*** Begin section ***
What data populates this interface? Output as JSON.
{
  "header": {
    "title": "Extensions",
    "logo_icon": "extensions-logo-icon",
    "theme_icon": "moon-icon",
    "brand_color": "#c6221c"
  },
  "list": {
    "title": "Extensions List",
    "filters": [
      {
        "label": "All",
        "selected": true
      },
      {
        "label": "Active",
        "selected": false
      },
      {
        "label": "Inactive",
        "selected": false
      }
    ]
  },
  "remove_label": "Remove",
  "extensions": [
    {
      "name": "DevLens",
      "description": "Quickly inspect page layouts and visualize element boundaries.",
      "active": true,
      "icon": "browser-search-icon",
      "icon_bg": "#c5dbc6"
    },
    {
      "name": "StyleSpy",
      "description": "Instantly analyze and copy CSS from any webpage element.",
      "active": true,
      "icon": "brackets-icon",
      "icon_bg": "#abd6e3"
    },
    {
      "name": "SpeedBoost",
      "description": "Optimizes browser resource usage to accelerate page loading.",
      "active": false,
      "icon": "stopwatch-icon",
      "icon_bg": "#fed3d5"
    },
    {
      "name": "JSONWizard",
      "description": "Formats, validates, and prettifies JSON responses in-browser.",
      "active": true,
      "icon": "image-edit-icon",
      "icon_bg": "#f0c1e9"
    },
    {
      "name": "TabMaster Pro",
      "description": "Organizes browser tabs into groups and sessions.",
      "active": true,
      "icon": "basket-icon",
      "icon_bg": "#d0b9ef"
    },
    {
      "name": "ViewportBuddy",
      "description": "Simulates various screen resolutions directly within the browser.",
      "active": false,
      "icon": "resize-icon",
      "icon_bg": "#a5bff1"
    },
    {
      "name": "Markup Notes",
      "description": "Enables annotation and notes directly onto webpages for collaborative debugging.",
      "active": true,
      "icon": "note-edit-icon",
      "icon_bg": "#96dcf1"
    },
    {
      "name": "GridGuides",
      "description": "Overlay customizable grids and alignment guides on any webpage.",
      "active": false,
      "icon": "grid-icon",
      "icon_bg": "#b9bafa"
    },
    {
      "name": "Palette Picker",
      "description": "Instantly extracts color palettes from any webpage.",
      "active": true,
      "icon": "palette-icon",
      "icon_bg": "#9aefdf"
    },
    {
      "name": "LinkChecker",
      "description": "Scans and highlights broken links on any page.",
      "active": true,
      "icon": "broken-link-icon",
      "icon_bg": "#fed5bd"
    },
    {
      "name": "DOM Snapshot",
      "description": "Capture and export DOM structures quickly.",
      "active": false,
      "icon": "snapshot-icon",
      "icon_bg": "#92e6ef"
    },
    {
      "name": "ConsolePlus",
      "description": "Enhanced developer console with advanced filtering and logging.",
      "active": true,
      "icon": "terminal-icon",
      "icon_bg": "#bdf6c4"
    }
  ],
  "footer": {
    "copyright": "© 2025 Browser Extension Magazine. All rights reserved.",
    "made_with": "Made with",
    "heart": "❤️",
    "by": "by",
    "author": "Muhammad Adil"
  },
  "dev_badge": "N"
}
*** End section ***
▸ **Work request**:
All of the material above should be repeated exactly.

▸ **Your response**:
What data populates this interface? Output as JSON.
{
  "header": {
    "title": "Extensions",
    "logo_icon": "extensions-logo-icon",
    "theme_icon": "moon-icon",
    "brand_color": "#c6221c"
  },
  "list": {
    "title": "Extensions List",
    "filters": [
      {
        "label": "All",
        "selected": true
      },
      {
        "label": "Active",
        "selected": false
      },
      {
        "label": "Inactive",
        "selected": false
      }
    ]
  },
  "remove_label": "Remove",
  "extensions": [
    {
      "name": "DevLens",
      "description": "Quickly inspect page layouts and visualize element boundaries.",
      "active": true,
      "icon": "browser-search-icon",
      "icon_bg": "#c5dbc6"
    },
    {
      "name": "StyleSpy",
      "description": "Instantly analyze and copy CSS from any webpage element.",
      "active": true,
      "icon": "brackets-icon",
      "icon_bg": "#abd6e3"
    },
    {
      "name": "SpeedBoost",
      "description": "Optimizes browser resource usage to accelerate page loading.",
      "active": false,
      "icon": "stopwatch-icon",
      "icon_bg": "#fed3d5"
    },
    {
      "name": "JSONWizard",
      "description": "Formats, validates, and prettifies JSON responses in-browser.",
      "active": true,
      "icon": "image-edit-icon",
      "icon_bg": "#f0c1e9"
    },
    {
      "name": "TabMaster Pro",
      "description": "Organizes browser tabs into groups and sessions.",
      "active": true,
      "icon": "basket-icon",
      "icon_bg": "#d0b9ef"
    },
    {
      "name": "ViewportBuddy",
      "description": "Simulates various screen resolutions directly within the browser.",
      "active": false,
      "icon": "resize-icon",
      "icon_bg": "#a5bff1"
    },
    {
      "name": "Markup Notes",
      "description": "Enables annotation and notes directly onto webpages for collaborative debugging.",
      "active": true,
      "icon": "note-edit-icon",
      "icon_bg": "#96dcf1"
    },
    {
      "name": "GridGuides",
      "description": "Overlay customizable grids and alignment guides on any webpage.",
      "active": false,
      "icon": "grid-icon",
      "icon_bg": "#b9bafa"
    },
    {
      "name": "Palette Picker",
      "description": "Instantly extracts color palettes from any webpage.",
      "active": true,
      "icon": "palette-icon",
      "icon_bg": "#9aefdf"
    },
    {
      "name": "LinkChecker",
      "description": "Scans and highlights broken links on any page.",
      "active": true,
      "icon": "broken-link-icon",
      "icon_bg": "#fed5bd"
    },
    {
      "name": "DOM Snapshot",
      "description": "Capture and export DOM structures quickly.",
      "active": false,
      "icon": "snapshot-icon",
      "icon_bg": "#92e6ef"
    },
    {
      "name": "ConsolePlus",
      "description": "Enhanced developer console with advanced filtering and logging.",
      "active": true,
      "icon": "terminal-icon",
      "icon_bg": "#bdf6c4"
    }
  ],
  "footer": {
    "copyright": "© 2025 Browser Extension Magazine. All rights reserved.",
    "made_with": "Made with",
    "heart": "❤️",
    "by": "by",
    "author": "Muhammad Adil"
  },
  "dev_badge": "N"
}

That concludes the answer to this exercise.